╔══

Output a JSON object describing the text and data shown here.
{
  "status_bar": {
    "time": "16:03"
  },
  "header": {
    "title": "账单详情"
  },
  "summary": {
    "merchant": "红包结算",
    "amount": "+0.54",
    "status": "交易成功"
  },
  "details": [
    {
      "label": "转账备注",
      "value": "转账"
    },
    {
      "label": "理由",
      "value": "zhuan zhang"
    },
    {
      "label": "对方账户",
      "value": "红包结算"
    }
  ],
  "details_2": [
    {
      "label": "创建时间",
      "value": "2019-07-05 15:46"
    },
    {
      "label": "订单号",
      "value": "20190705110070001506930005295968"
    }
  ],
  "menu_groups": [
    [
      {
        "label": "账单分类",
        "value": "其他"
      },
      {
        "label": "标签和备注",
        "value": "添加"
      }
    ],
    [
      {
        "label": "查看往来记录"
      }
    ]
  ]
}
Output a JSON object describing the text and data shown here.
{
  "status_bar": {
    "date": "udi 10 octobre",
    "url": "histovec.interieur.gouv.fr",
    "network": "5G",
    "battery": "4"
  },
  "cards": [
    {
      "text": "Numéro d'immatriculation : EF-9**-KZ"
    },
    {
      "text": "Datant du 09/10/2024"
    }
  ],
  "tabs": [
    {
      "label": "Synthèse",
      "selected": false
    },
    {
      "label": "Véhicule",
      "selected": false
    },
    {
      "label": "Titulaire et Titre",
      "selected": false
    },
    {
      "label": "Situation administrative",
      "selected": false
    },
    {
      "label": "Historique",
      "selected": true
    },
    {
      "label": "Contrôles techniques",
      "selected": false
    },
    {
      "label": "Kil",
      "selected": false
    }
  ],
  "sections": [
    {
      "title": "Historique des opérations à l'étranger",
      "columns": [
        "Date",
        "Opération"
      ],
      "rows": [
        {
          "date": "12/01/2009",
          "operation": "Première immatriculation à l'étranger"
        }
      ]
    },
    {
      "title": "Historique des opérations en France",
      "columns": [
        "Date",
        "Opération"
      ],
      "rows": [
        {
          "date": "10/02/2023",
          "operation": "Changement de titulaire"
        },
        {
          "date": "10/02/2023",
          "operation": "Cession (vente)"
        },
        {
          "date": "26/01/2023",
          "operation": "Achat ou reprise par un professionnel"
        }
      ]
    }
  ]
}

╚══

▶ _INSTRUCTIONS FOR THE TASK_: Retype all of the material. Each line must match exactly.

▶ _COMPLETED TASK_:
Output a JSON object describing the text and data shown here.
{
  "status_bar": {
    "time": "16:03"
  },
  "header": {
    "title": "账单详情"
  },
  "summary": {
    "merchant": "红包结算",
    "amount": "+0.54",
    "status": "交易成功"
  },
  "details": [
    {
      "label": "转账备注",
      "value": "转账"
    },
    {
      "label": "理由",
      "value": "zhuan zhang"
    },
    {
      "label": "对方账户",
      "value": "红包结算"
    }
  ],
  "details_2": [
    {
      "label": "创建时间",
      "value": "2019-07-05 15:46"
    },
    {
      "label": "订单号",
      "value": "20190705110070001506930005295968"
    }
  ],
  "menu_groups": [
    [
      {
        "label": "账单分类",
        "value": "其他"
      },
      {
        "label": "标签和备注",
        "value": "添加"
      }
    ],
    [
      {
        "label": "查看往来记录"
      }
    ]
  ]
}
Output a JSON object describing the text and data shown here.
{
  "status_bar": {
    "date": "udi 10 octobre",
    "url": "histovec.interieur.gouv.fr",
    "network": "5G",
    "battery": "4"
  },
  "cards": [
    {
      "text": "Numéro d'immatriculation : EF-9**-KZ"
    },
    {
      "text": "Datant du 09/10/2024"
    }
  ],
  "tabs": [
    {
      "label": "Synthèse",
      "selected": false
    },
    {
      "label": "Véhicule",
      "selected": false
    },
    {
      "label": "Titulaire et Titre",
      "selected": false
    },
    {
      "label": "Situation administrative",
      "selected": false
    },
    {
      "label": "Historique",
      "selected": true
    },
    {
      "label": "Contrôles techniques",
      "selected": false
    },
    {
      "label": "Kil",
      "selected": false
    }
  ],
  "sections": [
    {
      "title": "Historique des opérations à l'étranger",
      "columns": [
        "Date",
        "Opération"
      ],
      "rows": [
        {
          "date": "12/01/2009",
          "operation": "Première immatriculation à l'étranger"
        }
      ]
    },
    {
      "title": "Historique des opérations en France",
      "columns": [
        "Date",
        "Opération"
      ],
      "rows": [
        {
          "date": "10/02/2023",
          "operation": "Changement de titulaire"
        },
        {
          "date": "10/02/2023",
          "operation": "Cession (vente)"
        },
        {
          "date": "26/01/2023",
          "operation": "Achat ou reprise par un professionnel"
        }
      ]
    }
  ]
}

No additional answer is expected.